Printing Press class trip

One of the most interesting trips that we have taken was to the printing press shop. What first caught my attention was that i thought it would be a chocolate shop trip but that was quickly overshadowed when i saw the guy completely dressed as if he was Benjamin Franklin and living in those times. Looking at all the equipment, i realized how much effort and time went into printing something in those times. The set up for printing took hours, requiring every letter to be precisely set in place before the actual printing could happen. The letters would have to be blotted with an ink ball and then pressed down (hence printing press) really hard in order to get the letters on the paper. It is impressive how something like the printing press could be created given the intricate process that it takes in order to get the final print, however i am grateful that now we have much simpler ways of printing thanks to the printing press. The guy who looked scarily similar to Benjamin Franklin was very informative and knew so much about the printing press and Franklin himself. It was an interesting and cool trip that i have never experienced before. Below is a picture that i took of the experience of Professor Allison in action with the ink balls.



Silence Dogood #7

Franklin writes Silence Dogood essay number 7 on June 25th, 1722. The subject of the essay revolves around the notion that “good poetry is not to be expected in New-England.” He talks about how the reason for this lack of poetic genius is not due to educational reasons, but rather that people do not give the proper praise and encouragement to pieces or authors that deserve so, resulting in more discouraged authors and unrecognized pieces of work.

Franklin spends a large part of this essay examining exceptional works of poetry, focusing mainly on elegies and pieces of writing that he considers to be elegant and beautiful. Franklin also expresses his critical side to poetry in a satirical manner. The phrase “It may justly be said in praise, without Flattery to the Author” indicates that Franklin is being discreet about his distaste for a poem while still making it sound like a compliment but “our soil seldom produces and other sort of poetry” besides those that are “wretchedly dull and ridiculous.” Franklin wants the world to be enriched with “more excellent productions” of writing that he admires and wants to break from the mundane writing that typically is produced.  Franklin then goes to give guidelines on how to write a funeral elegy for the “well-meaning fellows, who do their best, and that if they had but some instructions how to govern fancy with judgement, they would make indifferent good elegies.” He believes that with some guidance, writing and poetry will improve and people will “thereby endeavor to discover to the world some of its beautys.”

It is evident that Franklin finds strong interest in elegies and has a passion for strong writing, if only there could be more of it. His satirical statements serve as a way for people to sympathize with his need for beautiful writing and understand the lack of it around them. He seems to believe that better writing results in the entire world becoming more enriched as he stresses the importance of it through critical satire.

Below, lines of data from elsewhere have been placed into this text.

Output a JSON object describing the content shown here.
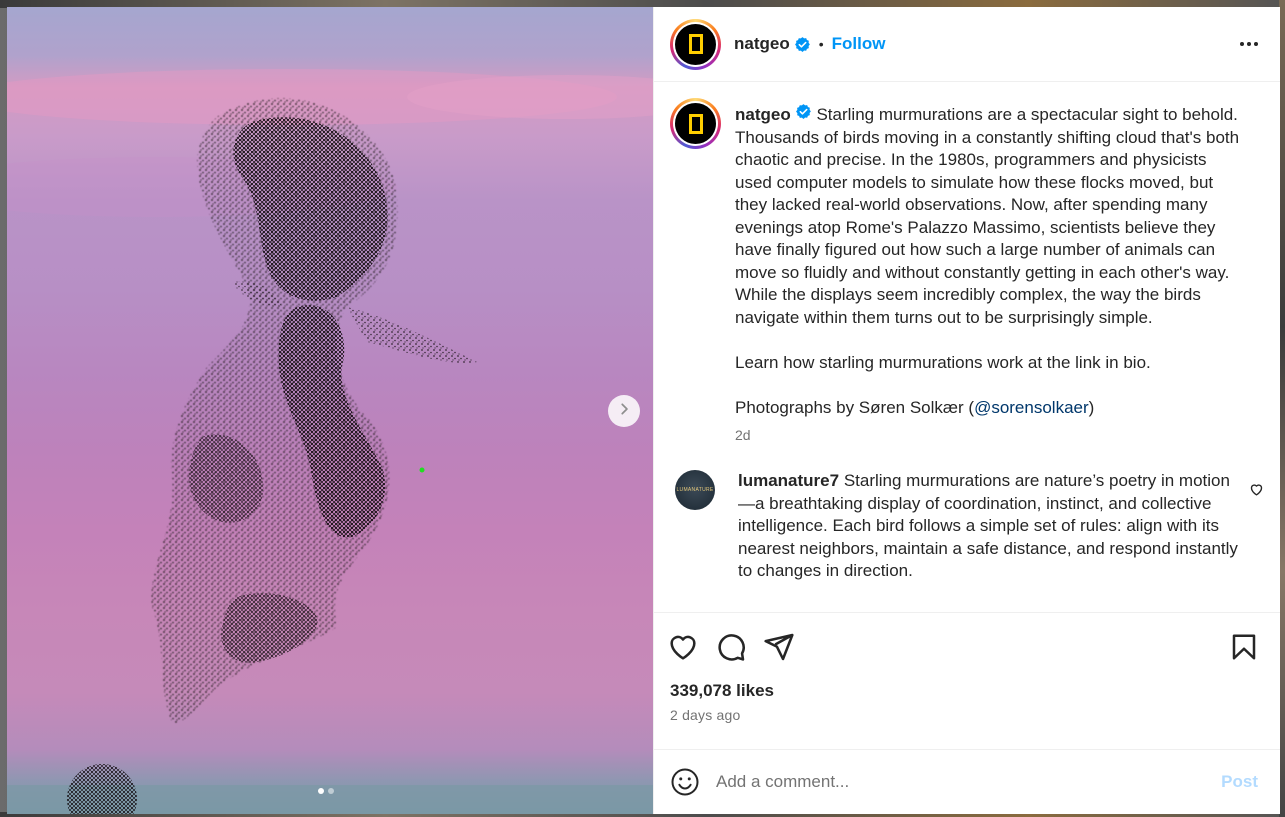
{
  "post": {
    "author": "natgeo",
    "follow_label": "Follow",
    "separator": "•",
    "caption_text": " Starling murmurations are a spectacular sight to behold. Thousands of birds moving in a constantly shifting cloud that's both chaotic and precise. In the 1980s, programmers and physicists used computer models to simulate how these flocks moved, but they lacked real-world observations. Now, after spending many evenings atop Rome's Palazzo Massimo, scientists believe they have finally figured out how such a large number of animals can move so fluidly and without constantly getting in each other's way. While the displays seem incredibly complex, the way the birds navigate within them turns out to be surprisingly simple.\n\nLearn how starling murmurations work at the link in bio.\n\nPhotographs by Søren Solkær (",
    "caption_mention": "@sorensolkaer",
    "caption_close": ")",
    "caption_age": "2d",
    "likes": "339,078 likes",
    "date": "2 days ago",
    "carousel": {
      "slide_count": 2,
      "active_index": 0
    }
  },
  "comments": [
    {
      "user": "lumanature7",
      "text": " Starling murmurations are nature’s poetry in motion—a breathtaking display of coordination, instinct, and collective intelligence. Each bird follows a simple set of rules: align with its nearest neighbors, maintain a safe distance, and respond instantly to changes in direction.",
      "avatar_text": "LUMANATURE"
    }
  ],
  "comment_box": {
    "placeholder": "Add a comment...",
    "value": "",
    "post_label": "Post"
  },
  "icons": {
    "more": "more-horizontal-icon",
    "like": "heart-icon",
    "comment": "comment-icon",
    "share": "paper-plane-icon",
    "save": "bookmark-icon",
    "emoji": "smiley-icon",
    "next": "chevron-right-icon",
    "verified": "verified-badge-icon"
  },
  "colors": {
    "accent": "#0095f6",
    "verified": "#0095f6",
    "mention": "#00376b",
    "post_disabled": "#b3dbff",
    "ng_yellow": "#ffce00"
  }
}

Ben Franklin Birthplace


Located on Milk st in Boston near the Old South Meeting House is a statue of Benjamin Franklin that sits on the building that this inventor, businessman, diplomat, scientist, etc. was born in.  Born on January 17, 1706, Benjamin grew up having 16 other siblings but being the youngest son of Josiah Franklin, who was a candle and soap maker, and Abiah Folger. Out of this crowded little home in Boston emerged a figure who would change the way we live forever, most notably with his discovery of electricity which we of course still use to this day.

Benjamin’s birth home lasted 120 years until the building was destroyed in 1811. The statue commemorates Benjamin Franklin as he served as one of the most important historical figures of all time. His birthplace remains as one of many Boston landmarks and as a reminder of Franklin’s humble beginnings for all to see.